Their fellow Teacher of the Year honorees were Kristin Mondich, Adairsville Elementary; David Sexauer, Adairsville High; Shane Grant, Adairsville Middle; Rhonda Craig, Cass Middle; Carla Bowen, Clear Creek Elementary; Kendall Payne, Cloverleaf Elementary; Jennifer Clements, Emerson Elementary; Erin Gough, Euharlee Elementary; Sarah Daniell, Hamilton Crossing Elementary; Kay Jacobs, Kingston Elementary; Sha Ristroph, Mission Road Elementary; Kelly Martin, Pine Log Elementary; Pam How, South Central Middle; Julie Bingham, STARS Pre-K; Jen Konen, Taylorsville Elementary; Jennifer Martin, White Elementary; and Marianne Pomponio, Woodland Middle.

As Bartow County Schools' Teacher of the Year, Satterfield will be the district's nominee for the State Teacher of the Year honor. Last year's recipient Perry Rentz of Cass Middle School was among the top 10 candidate's for the statewide award.

Each Teacher of the Year was announced and given a plaque for their accomplishments in the classroom as an excerpt written by each teacher was read. Those being recognized summed up their philosophy into a brief statement, as Satterfield accepted his award for Cass High Teacher of the Year these words were read:

"Students can learn if they are taught. I focus on student learning and not teacher teaching. Produce, create, generate, construct: these are the focuses for student success. Give students ownership of their learning combined with a non-threatening environment where learning is social, and guess what takes place," Satterfield wrote.

After the announcement was made for the district award, Satterfield was received with a standing ovation. His words after the banquet reflect the admiration he holds for his fellow teachers.

"To be recognized amongst your peers is a great, great honor and to know how many professionals we have in Bartow County and then to be recognized not only as a finalist in your building but then as a finalist in the district then to eventually win it -- it's just a very, very great honor and a very rewarding experience," Satterfield said.

Cass High Principle Michael Nelson expressed his pride for Satterfield's achievement and the honor it brings to their entire school.

"It's just a great honor on behalf of the school. Ryan is a graduate of Cass High School as well so to see one of our own and the job that he does on a daily basis to be recognized is a true honor for him, for us the school and for our students as well. He's a tremendous leader and does an excellent job for us," Nelson said.

Satterfield noted that a number of Cass High teachers call the school their alma mater as he explained the strong familial bonds that exist between them.

"Cass is home, of course I bleed blue and gold. I did spend four years at Adairsville, which was a remarkable, remarkable experience for me. But coming back to Cass, like I said, it's home," Satterfield said, adding that at least a dozen graduates are now teaching at Cass. "It's really great to walk the old halls you use to walk. We're moving into the new building, which will be a new chapter for Cass High School in January. We're really looking forward to that but it certainly will be different."

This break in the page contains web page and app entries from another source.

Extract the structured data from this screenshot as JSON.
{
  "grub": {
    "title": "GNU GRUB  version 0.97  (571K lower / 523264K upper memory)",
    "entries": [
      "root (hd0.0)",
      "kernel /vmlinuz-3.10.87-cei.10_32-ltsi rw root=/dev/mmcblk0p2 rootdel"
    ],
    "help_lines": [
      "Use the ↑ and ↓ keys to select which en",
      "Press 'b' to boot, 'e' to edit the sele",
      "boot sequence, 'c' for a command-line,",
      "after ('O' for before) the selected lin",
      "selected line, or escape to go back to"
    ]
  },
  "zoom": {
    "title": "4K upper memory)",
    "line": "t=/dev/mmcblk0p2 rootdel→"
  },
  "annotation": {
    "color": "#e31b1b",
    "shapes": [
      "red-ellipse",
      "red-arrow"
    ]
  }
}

As a business education and computer science teacher, Satterfield finds inspiration in enabling students to learn giving them the ability to grow. It is the growth of students that motivates him to teach.

"The motivation is watching the kids grow, nine through 12 and watching them succeed after high school, but you really watch some of them grow on a daily basis," Satterfield said. "Watching kids say, 'Aha, I get it' -- that never gets old."